'''

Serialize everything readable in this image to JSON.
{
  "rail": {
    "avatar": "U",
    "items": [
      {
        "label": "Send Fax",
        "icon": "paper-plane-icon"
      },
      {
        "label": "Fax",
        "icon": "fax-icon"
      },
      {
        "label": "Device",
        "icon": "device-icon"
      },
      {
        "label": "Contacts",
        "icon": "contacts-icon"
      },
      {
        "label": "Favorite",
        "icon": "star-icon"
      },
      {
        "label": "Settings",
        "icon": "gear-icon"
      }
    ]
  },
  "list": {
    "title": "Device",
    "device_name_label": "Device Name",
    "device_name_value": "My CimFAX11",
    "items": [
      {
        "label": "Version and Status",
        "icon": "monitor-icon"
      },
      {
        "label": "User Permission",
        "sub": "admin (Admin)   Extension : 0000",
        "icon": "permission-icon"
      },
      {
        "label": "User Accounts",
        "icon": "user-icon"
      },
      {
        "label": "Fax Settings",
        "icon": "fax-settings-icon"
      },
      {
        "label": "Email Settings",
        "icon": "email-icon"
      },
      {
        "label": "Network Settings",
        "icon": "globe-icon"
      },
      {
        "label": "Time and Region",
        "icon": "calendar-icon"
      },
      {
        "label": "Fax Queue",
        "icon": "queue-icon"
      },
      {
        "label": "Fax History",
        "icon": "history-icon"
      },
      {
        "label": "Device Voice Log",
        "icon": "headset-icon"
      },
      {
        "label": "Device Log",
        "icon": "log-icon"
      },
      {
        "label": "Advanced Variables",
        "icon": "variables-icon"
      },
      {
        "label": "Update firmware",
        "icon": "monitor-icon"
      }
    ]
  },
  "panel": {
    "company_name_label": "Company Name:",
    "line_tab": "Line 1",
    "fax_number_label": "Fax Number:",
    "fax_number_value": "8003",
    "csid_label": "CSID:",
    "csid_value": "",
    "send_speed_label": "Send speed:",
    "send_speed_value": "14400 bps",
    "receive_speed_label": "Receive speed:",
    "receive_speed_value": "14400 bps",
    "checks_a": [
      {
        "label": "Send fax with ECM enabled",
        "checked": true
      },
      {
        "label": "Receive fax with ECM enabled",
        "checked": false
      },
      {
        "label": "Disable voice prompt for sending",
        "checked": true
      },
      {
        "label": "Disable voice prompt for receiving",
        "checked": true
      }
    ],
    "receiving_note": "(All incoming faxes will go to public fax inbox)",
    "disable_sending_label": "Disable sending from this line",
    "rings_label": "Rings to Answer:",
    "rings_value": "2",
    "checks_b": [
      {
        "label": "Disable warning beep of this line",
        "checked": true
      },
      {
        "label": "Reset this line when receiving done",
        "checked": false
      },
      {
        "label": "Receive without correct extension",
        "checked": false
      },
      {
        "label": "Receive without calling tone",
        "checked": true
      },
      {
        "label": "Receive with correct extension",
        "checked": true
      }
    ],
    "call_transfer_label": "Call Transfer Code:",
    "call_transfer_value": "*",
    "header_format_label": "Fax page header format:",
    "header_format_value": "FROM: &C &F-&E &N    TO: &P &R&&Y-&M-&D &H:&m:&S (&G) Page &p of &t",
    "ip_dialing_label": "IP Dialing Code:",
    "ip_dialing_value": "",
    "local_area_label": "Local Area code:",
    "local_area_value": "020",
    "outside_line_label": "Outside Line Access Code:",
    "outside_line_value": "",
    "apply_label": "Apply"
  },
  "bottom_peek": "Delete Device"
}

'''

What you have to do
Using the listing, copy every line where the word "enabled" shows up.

Written solution
        "label": "Send fax with ECM enabled",
        "label": "Receive fax with ECM enabled",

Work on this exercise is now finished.